The subject of international tipping etiquette is a minefield. Trying to figure out who to tip is never straightforward, and neither is trying to figure out the exact amount as it varies dramatically from country to country. Take Australia as an example, unlike the USA where you are required to tip around 15-20%, if you choose to tip here you are only expected to go up to 10% and usually only if you think the service warrants it. Suddenly that low-cost sit down meal in Washington doesn’t seem so cheap now, does it? As a budget traveller eating out can really eat into your funds, not to mention other services such as taxis, hairdressers, hotel staff and tour guides. It really pays for a budget-minded traveller to carefully research this issue before arriving at a destination….or maybe before choosing a destination!
One of the main things to do is make sure you carry around enough local currency in small denominations so that you can tip fairly, but not risk overdoing it because all you had on you was $10 bill when $3 would suffice. Taxi drivers often do expect tips but rather than being a precise amount, people round up the fare or tell the driver to keep the change. Hotels can work out significantly more expensive than pensions and hostels when you consider you need to tip porters and cleaning staff, usually €3-5 is appropriate in Europe. Really, your best bet is to use a country specific tipping guide and then do more in depth research about your destination. We wasted a lot of money when travelling initially by playing it safe and tipping everywhere, but sometimes the countries where tipping isn’t expected are where the staff need it most (usually developing countries) so we don’t necessarily regret it. However, be careful because in some countries, such as Japan, tipping can be considered an insulting gesture, and in New Zealand it isn’t so much insulting as it is weird!
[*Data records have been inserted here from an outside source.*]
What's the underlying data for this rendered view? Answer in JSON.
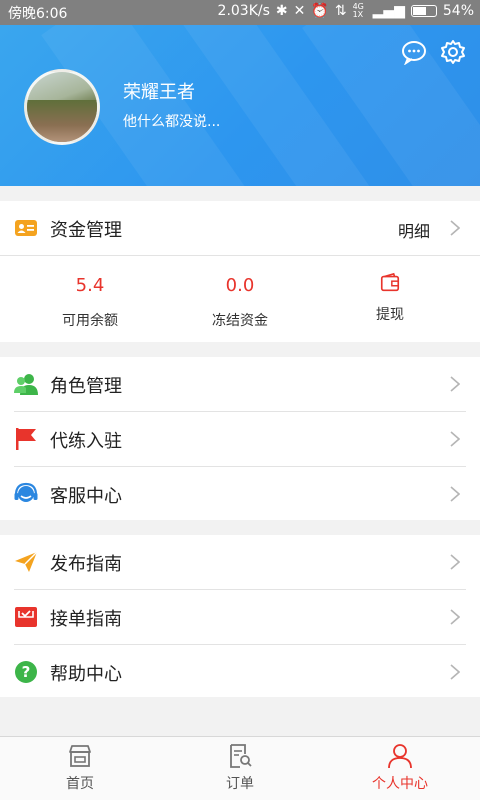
{
  "status": {
    "time": "傍晚6:06",
    "speed": "2.03K/s",
    "net_label": "4G 1X",
    "battery": "54%"
  },
  "profile": {
    "name": "荣耀王者",
    "signature": "他什么都没说..."
  },
  "funds": {
    "title": "资金管理",
    "detail": "明细",
    "available_value": "5.4",
    "available_label": "可用余额",
    "frozen_value": "0.0",
    "frozen_label": "冻结资金",
    "withdraw_label": "提现"
  },
  "menu1": [
    {
      "label": "角色管理",
      "icon": "person-icon"
    },
    {
      "label": "代练入驻",
      "icon": "flag-icon"
    },
    {
      "label": "客服中心",
      "icon": "headset-icon"
    }
  ],
  "menu2": [
    {
      "label": "发布指南",
      "icon": "paper-plane-icon"
    },
    {
      "label": "接单指南",
      "icon": "inbox-icon"
    },
    {
      "label": "帮助中心",
      "icon": "help-icon"
    }
  ],
  "nav": [
    {
      "label": "首页",
      "icon": "store-icon"
    },
    {
      "label": "订单",
      "icon": "order-search-icon"
    },
    {
      "label": "个人中心",
      "icon": "user-icon"
    }
  ],
  "colors": {
    "header": "#2d96ef",
    "accent_red": "#e8342c",
    "funds_icon": "#f4a31f",
    "green": "#3db549",
    "blue_icon": "#2b87e0"
  }
}
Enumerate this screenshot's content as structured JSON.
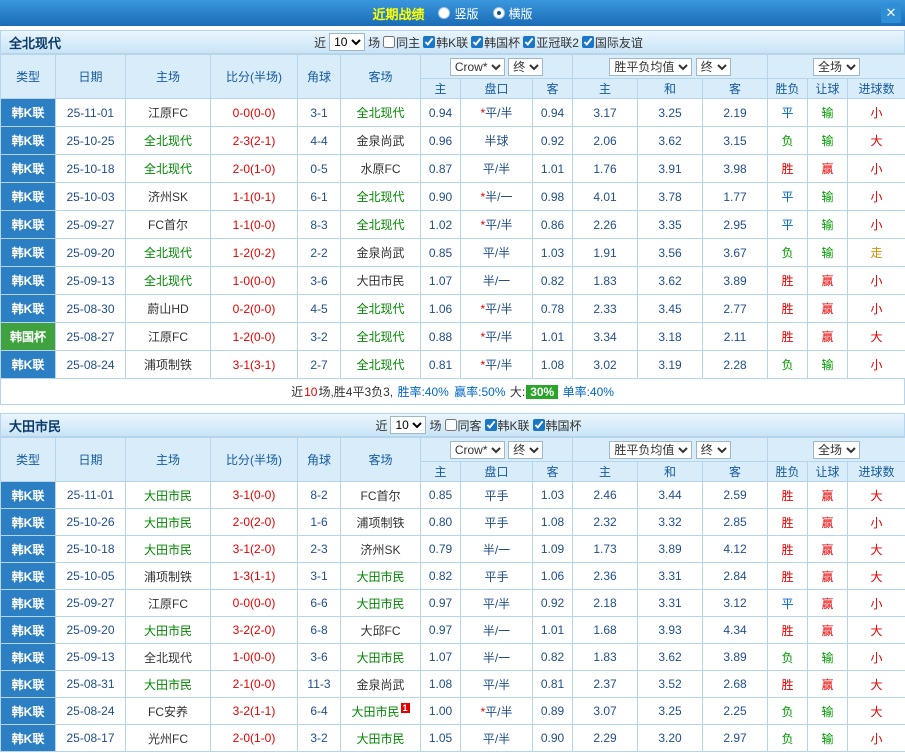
{
  "topbar": {
    "title": "近期战绩",
    "vertical_label": "竖版",
    "horizontal_label": "横版",
    "selected_layout": "横版",
    "close_icon": "✕"
  },
  "colors": {
    "topbar_blue": "#1a76c6",
    "header_light_blue": "#d9ecfa",
    "league_blue": "#2b7fc2",
    "cup_green": "#3fa23f",
    "focus_team_green": "#008800",
    "score_red": "#e60000",
    "odds_navy": "#1f4e8c",
    "win_red": "#e60000",
    "lose_green": "#009900",
    "draw_blue": "#0066cc",
    "walk_orange": "#e08a00",
    "summary_badge_green": "#2aa52a"
  },
  "table_headers": {
    "type": "类型",
    "date": "日期",
    "home": "主场",
    "score": "比分(半场)",
    "corner": "角球",
    "away": "客场",
    "odds_company": "Crow*",
    "final_label": "终",
    "europe_label": "胜平负均值",
    "scope_label": "全场",
    "sub": [
      "主",
      "盘口",
      "客",
      "主",
      "和",
      "客",
      "胜负",
      "让球",
      "进球数"
    ]
  },
  "sections": [
    {
      "team": "全北现代",
      "filter": {
        "near": "近",
        "count": "10",
        "unit": "场",
        "checks": [
          {
            "label": "同主",
            "checked": false
          },
          {
            "label": "韩K联",
            "checked": true
          },
          {
            "label": "韩国杯",
            "checked": true
          },
          {
            "label": "亚冠联2",
            "checked": true
          },
          {
            "label": "国际友谊",
            "checked": true
          }
        ]
      },
      "rows": [
        {
          "type": "韩K联",
          "typeCls": "blue",
          "date": "25-11-01",
          "home": "江原FC",
          "homeFocus": false,
          "score": "0-0(0-0)",
          "corner": "3-1",
          "away": "全北现代",
          "awayFocus": true,
          "awayBadge": "",
          "o1": "0.94",
          "star": "*",
          "hcap": "平/半",
          "o2": "0.94",
          "w": "3.17",
          "d": "3.25",
          "l": "2.19",
          "res": "平",
          "resCls": "blue",
          "hres": "输",
          "hresCls": "green",
          "goal": "小",
          "goalCls": "red"
        },
        {
          "type": "韩K联",
          "typeCls": "blue",
          "date": "25-10-25",
          "home": "全北现代",
          "homeFocus": true,
          "score": "2-3(2-1)",
          "corner": "4-4",
          "away": "金泉尚武",
          "awayFocus": false,
          "awayBadge": "",
          "o1": "0.96",
          "star": "",
          "hcap": "半球",
          "o2": "0.92",
          "w": "2.06",
          "d": "3.62",
          "l": "3.15",
          "res": "负",
          "resCls": "green",
          "hres": "输",
          "hresCls": "green",
          "goal": "大",
          "goalCls": "red"
        },
        {
          "type": "韩K联",
          "typeCls": "blue",
          "date": "25-10-18",
          "home": "全北现代",
          "homeFocus": true,
          "score": "2-0(1-0)",
          "corner": "0-5",
          "away": "水原FC",
          "awayFocus": false,
          "awayBadge": "",
          "o1": "0.87",
          "star": "",
          "hcap": "平/半",
          "o2": "1.01",
          "w": "1.76",
          "d": "3.91",
          "l": "3.98",
          "res": "胜",
          "resCls": "red",
          "hres": "赢",
          "hresCls": "red",
          "goal": "小",
          "goalCls": "red"
        },
        {
          "type": "韩K联",
          "typeCls": "blue",
          "date": "25-10-03",
          "home": "济州SK",
          "homeFocus": false,
          "score": "1-1(0-1)",
          "corner": "6-1",
          "away": "全北现代",
          "awayFocus": true,
          "awayBadge": "",
          "o1": "0.90",
          "star": "*",
          "hcap": "半/一",
          "o2": "0.98",
          "w": "4.01",
          "d": "3.78",
          "l": "1.77",
          "res": "平",
          "resCls": "blue",
          "hres": "输",
          "hresCls": "green",
          "goal": "小",
          "goalCls": "red"
        },
        {
          "type": "韩K联",
          "typeCls": "blue",
          "date": "25-09-27",
          "home": "FC首尔",
          "homeFocus": false,
          "score": "1-1(0-0)",
          "corner": "8-3",
          "away": "全北现代",
          "awayFocus": true,
          "awayBadge": "",
          "o1": "1.02",
          "star": "*",
          "hcap": "平/半",
          "o2": "0.86",
          "w": "2.26",
          "d": "3.35",
          "l": "2.95",
          "res": "平",
          "resCls": "blue",
          "hres": "输",
          "hresCls": "green",
          "goal": "小",
          "goalCls": "red"
        },
        {
          "type": "韩K联",
          "typeCls": "blue",
          "date": "25-09-20",
          "home": "全北现代",
          "homeFocus": true,
          "score": "1-2(0-2)",
          "corner": "2-2",
          "away": "金泉尚武",
          "awayFocus": false,
          "awayBadge": "",
          "o1": "0.85",
          "star": "",
          "hcap": "平/半",
          "o2": "1.03",
          "w": "1.91",
          "d": "3.56",
          "l": "3.67",
          "res": "负",
          "resCls": "green",
          "hres": "输",
          "hresCls": "green",
          "goal": "走",
          "goalCls": "orange"
        },
        {
          "type": "韩K联",
          "typeCls": "blue",
          "date": "25-09-13",
          "home": "全北现代",
          "homeFocus": true,
          "score": "1-0(0-0)",
          "corner": "3-6",
          "away": "大田市民",
          "awayFocus": false,
          "awayBadge": "",
          "o1": "1.07",
          "star": "",
          "hcap": "半/一",
          "o2": "0.82",
          "w": "1.83",
          "d": "3.62",
          "l": "3.89",
          "res": "胜",
          "resCls": "red",
          "hres": "赢",
          "hresCls": "red",
          "goal": "小",
          "goalCls": "red"
        },
        {
          "type": "韩K联",
          "typeCls": "blue",
          "date": "25-08-30",
          "home": "蔚山HD",
          "homeFocus": false,
          "score": "0-2(0-0)",
          "corner": "4-5",
          "away": "全北现代",
          "awayFocus": true,
          "awayBadge": "",
          "o1": "1.06",
          "star": "*",
          "hcap": "平/半",
          "o2": "0.78",
          "w": "2.33",
          "d": "3.45",
          "l": "2.77",
          "res": "胜",
          "resCls": "red",
          "hres": "赢",
          "hresCls": "red",
          "goal": "小",
          "goalCls": "red"
        },
        {
          "type": "韩国杯",
          "typeCls": "green",
          "date": "25-08-27",
          "home": "江原FC",
          "homeFocus": false,
          "score": "1-2(0-0)",
          "corner": "3-2",
          "away": "全北现代",
          "awayFocus": true,
          "awayBadge": "",
          "o1": "0.88",
          "star": "*",
          "hcap": "平/半",
          "o2": "1.01",
          "w": "3.34",
          "d": "3.18",
          "l": "2.11",
          "res": "胜",
          "resCls": "red",
          "hres": "赢",
          "hresCls": "red",
          "goal": "大",
          "goalCls": "red"
        },
        {
          "type": "韩K联",
          "typeCls": "blue",
          "date": "25-08-24",
          "home": "浦项制铁",
          "homeFocus": false,
          "score": "3-1(3-1)",
          "corner": "2-7",
          "away": "全北现代",
          "awayFocus": true,
          "awayBadge": "",
          "o1": "0.81",
          "star": "*",
          "hcap": "平/半",
          "o2": "1.08",
          "w": "3.02",
          "d": "3.19",
          "l": "2.28",
          "res": "负",
          "resCls": "green",
          "hres": "输",
          "hresCls": "green",
          "goal": "小",
          "goalCls": "red"
        }
      ],
      "summary": [
        {
          "text": "近",
          "cls": "t-dark"
        },
        {
          "text": "10",
          "cls": "t-red"
        },
        {
          "text": "场,胜4平3负3, ",
          "cls": "t-dark"
        },
        {
          "text": "胜率:40%",
          "cls": "t-blue"
        },
        {
          "text": " ",
          "cls": "t-dark"
        },
        {
          "text": "赢率:50%",
          "cls": "t-blue"
        },
        {
          "text": " 大:",
          "cls": "t-dark"
        },
        {
          "text": "30%",
          "cls": "t-green-badge"
        },
        {
          "text": " 单率:40%",
          "cls": "t-blue"
        }
      ]
    },
    {
      "team": "大田市民",
      "filter": {
        "near": "近",
        "count": "10",
        "unit": "场",
        "checks": [
          {
            "label": "同客",
            "checked": false
          },
          {
            "label": "韩K联",
            "checked": true
          },
          {
            "label": "韩国杯",
            "checked": true
          }
        ]
      },
      "rows": [
        {
          "type": "韩K联",
          "typeCls": "blue",
          "date": "25-11-01",
          "home": "大田市民",
          "homeFocus": true,
          "score": "3-1(0-0)",
          "corner": "8-2",
          "away": "FC首尔",
          "awayFocus": false,
          "awayBadge": "",
          "o1": "0.85",
          "star": "",
          "hcap": "平手",
          "o2": "1.03",
          "w": "2.46",
          "d": "3.44",
          "l": "2.59",
          "res": "胜",
          "resCls": "red",
          "hres": "赢",
          "hresCls": "red",
          "goal": "大",
          "goalCls": "red"
        },
        {
          "type": "韩K联",
          "typeCls": "blue",
          "date": "25-10-26",
          "home": "大田市民",
          "homeFocus": true,
          "score": "2-0(2-0)",
          "corner": "1-6",
          "away": "浦项制铁",
          "awayFocus": false,
          "awayBadge": "",
          "o1": "0.80",
          "star": "",
          "hcap": "平手",
          "o2": "1.08",
          "w": "2.32",
          "d": "3.32",
          "l": "2.85",
          "res": "胜",
          "resCls": "red",
          "hres": "赢",
          "hresCls": "red",
          "goal": "小",
          "goalCls": "red"
        },
        {
          "type": "韩K联",
          "typeCls": "blue",
          "date": "25-10-18",
          "home": "大田市民",
          "homeFocus": true,
          "score": "3-1(2-0)",
          "corner": "2-3",
          "away": "济州SK",
          "awayFocus": false,
          "awayBadge": "",
          "o1": "0.79",
          "star": "",
          "hcap": "半/一",
          "o2": "1.09",
          "w": "1.73",
          "d": "3.89",
          "l": "4.12",
          "res": "胜",
          "resCls": "red",
          "hres": "赢",
          "hresCls": "red",
          "goal": "大",
          "goalCls": "red"
        },
        {
          "type": "韩K联",
          "typeCls": "blue",
          "date": "25-10-05",
          "home": "浦项制铁",
          "homeFocus": false,
          "score": "1-3(1-1)",
          "corner": "3-1",
          "away": "大田市民",
          "awayFocus": true,
          "awayBadge": "",
          "o1": "0.82",
          "star": "",
          "hcap": "平手",
          "o2": "1.06",
          "w": "2.36",
          "d": "3.31",
          "l": "2.84",
          "res": "胜",
          "resCls": "red",
          "hres": "赢",
          "hresCls": "red",
          "goal": "大",
          "goalCls": "red"
        },
        {
          "type": "韩K联",
          "typeCls": "blue",
          "date": "25-09-27",
          "home": "江原FC",
          "homeFocus": false,
          "score": "0-0(0-0)",
          "corner": "6-6",
          "away": "大田市民",
          "awayFocus": true,
          "awayBadge": "",
          "o1": "0.97",
          "star": "",
          "hcap": "平/半",
          "o2": "0.92",
          "w": "2.18",
          "d": "3.31",
          "l": "3.12",
          "res": "平",
          "resCls": "blue",
          "hres": "赢",
          "hresCls": "red",
          "goal": "小",
          "goalCls": "red"
        },
        {
          "type": "韩K联",
          "typeCls": "blue",
          "date": "25-09-20",
          "home": "大田市民",
          "homeFocus": true,
          "score": "3-2(2-0)",
          "corner": "6-8",
          "away": "大邱FC",
          "awayFocus": false,
          "awayBadge": "",
          "o1": "0.97",
          "star": "",
          "hcap": "半/一",
          "o2": "1.01",
          "w": "1.68",
          "d": "3.93",
          "l": "4.34",
          "res": "胜",
          "resCls": "red",
          "hres": "赢",
          "hresCls": "red",
          "goal": "大",
          "goalCls": "red"
        },
        {
          "type": "韩K联",
          "typeCls": "blue",
          "date": "25-09-13",
          "home": "全北现代",
          "homeFocus": false,
          "score": "1-0(0-0)",
          "corner": "3-6",
          "away": "大田市民",
          "awayFocus": true,
          "awayBadge": "",
          "o1": "1.07",
          "star": "",
          "hcap": "半/一",
          "o2": "0.82",
          "w": "1.83",
          "d": "3.62",
          "l": "3.89",
          "res": "负",
          "resCls": "green",
          "hres": "输",
          "hresCls": "green",
          "goal": "小",
          "goalCls": "red"
        },
        {
          "type": "韩K联",
          "typeCls": "blue",
          "date": "25-08-31",
          "home": "大田市民",
          "homeFocus": true,
          "score": "2-1(0-0)",
          "corner": "11-3",
          "away": "金泉尚武",
          "awayFocus": false,
          "awayBadge": "",
          "o1": "1.08",
          "star": "",
          "hcap": "平/半",
          "o2": "0.81",
          "w": "2.37",
          "d": "3.52",
          "l": "2.68",
          "res": "胜",
          "resCls": "red",
          "hres": "赢",
          "hresCls": "red",
          "goal": "大",
          "goalCls": "red"
        },
        {
          "type": "韩K联",
          "typeCls": "blue",
          "date": "25-08-24",
          "home": "FC安养",
          "homeFocus": false,
          "score": "3-2(1-1)",
          "corner": "6-4",
          "away": "大田市民",
          "awayFocus": true,
          "awayBadge": "1",
          "o1": "1.00",
          "star": "*",
          "hcap": "平/半",
          "o2": "0.89",
          "w": "3.07",
          "d": "3.25",
          "l": "2.25",
          "res": "负",
          "resCls": "green",
          "hres": "输",
          "hresCls": "green",
          "goal": "大",
          "goalCls": "red"
        },
        {
          "type": "韩K联",
          "typeCls": "blue",
          "date": "25-08-17",
          "home": "光州FC",
          "homeFocus": false,
          "score": "2-0(1-0)",
          "corner": "3-2",
          "away": "大田市民",
          "awayFocus": true,
          "awayBadge": "",
          "o1": "1.05",
          "star": "",
          "hcap": "平/半",
          "o2": "0.90",
          "w": "2.29",
          "d": "3.20",
          "l": "2.97",
          "res": "负",
          "resCls": "green",
          "hres": "输",
          "hresCls": "green",
          "goal": "小",
          "goalCls": "red"
        }
      ],
      "summary": []
    }
  ]
}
Whereas in the USA it is definitely offensive to not tip. If in doubt observe what the locals do or ask them what is acceptable.